Fredericton store caters to craving for African foods

The University Rite Stop, a corner store in Fredericton, started carrying African food staples this week, along with Canadian and Korean items.

Store owner estimates about 5,000 Africans in Fredericton now, UNB says 125 students every year

Busungu said he struggled with Canadian dishes when he first arrived in Canada eight years ago, because they are a lot sweeter. (Catherine Harrop/CBC)

When Pascal Busungu craves his native Congolese food, he usually visits his mom in Moncton.

But now that his workplace, the University Rite Stop, a corner store in Fredericton, carries some of his favourite African food staples, he may just try his luck at cooking more often, he said.

The store on University Avenue already sells Korean and Canadian foods but added African ingredients to serve a growing population from the continent, said co-owner Yousouf Ibraham.

"With the amount of people who are coming to work and study here, someone has to do it, and try to help them, try to make them comfortable," he said.

Catering to African tastes

Ibraham's immigrated to Bathurst from Mauritius Island off the southeast coast of Africa in 1985.

At the time, only few Africans lived in the province, and no ingredients from their native countries were available, he said. 

That's since changed, with Baobab, an international food store in Moncton, that also caters to African immigrants.

The store also carries chilli oils and a paste made from crushed peanuts, which Busungu said is a popular ingredient in African cuisine. (Catherine Harrop/CBC)

Ibraham, who also co-owns that store, said it's frequented by people from across the province, which is why he decided to introduce African staples in the Fredericton store now.

"There were a lot of people travelling from Fredericton and Saint John, and even Edmundston, coming here to buy their African international product, food, so one day we decided that it would be a good idea to have one in Fredericton," he said.

The most recent data from a 2011 Statistics Canada census showed that 375 Fredericton residents reported Africa as their birth place. 

And the University of New Brunswick welcomed about 125 new students from the continent every year since 2012, a spokesperson said.

Yousouf Ibraham said he had the idea for the international food section after seeing a news report about a Tim Hortons' coffee shop in Iraq. (CBC)

Ibraham said the idea for the African food section came about after he saw a news report about a Tim Hortons' coffee shop in Iraq.

Canadians crave their regular food when abroad, as much as immigrants to New Brunswick miss their native cuisine when they arrive here, he said.

He added that this addition to the community may contribute to keeping people studying and working in the province.

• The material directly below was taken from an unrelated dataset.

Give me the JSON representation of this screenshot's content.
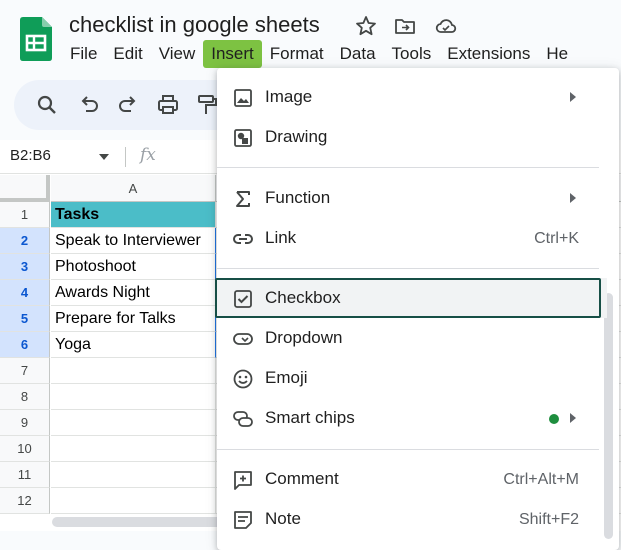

"For what I went through 32 years ago, these people need a comfort level, and that's what I'm trying to bring for them," he said. "This is a good combo taking care of people."

Not yet fully stocked

Ibraham said University Rite Stop caters to Africans from all over the continent, and is not yet fully stocked.

These people need a comfort level, and that's what I'm trying to bring for them.- Yousouf Ibraham, store co-owner

He said it will take another four to six weeks before all the items he imports from Toronto, Montreal and abroad are in.

Eventually, he also plans to introduce non-edible items, such as cosmetics, he said.

"We are taking care of the food side first and then we will move on to something different," he said, adding that the store will continue to carry Canadian and Korean items.

"We have to respect everyone and we have to blend that together," he said.

The new co-owner of a store in Fredericton describes some of the items from Africa available alongside Korean staples. 0:45

For now, the Fredericton store already carries one of Busungu's favourite ingredients - fufu, or cassava flour, made from the root of the yucca plant, which is also used to make tapioca starch.

He also pointed out chilli oils and a paste made from crushed peanuts, which he said is a popular ingredient in African cuisine.

Busungu said he struggled with Canadian dishes when he first arrived in Canada eight years ago, because they are a lot sweeter.

"We are used to eat salty food, and when we eat a meal that has sugar in it, it's so hard," he said. "Salty and spicy, that's what we eat in Africa."

With files from Catherine Harrop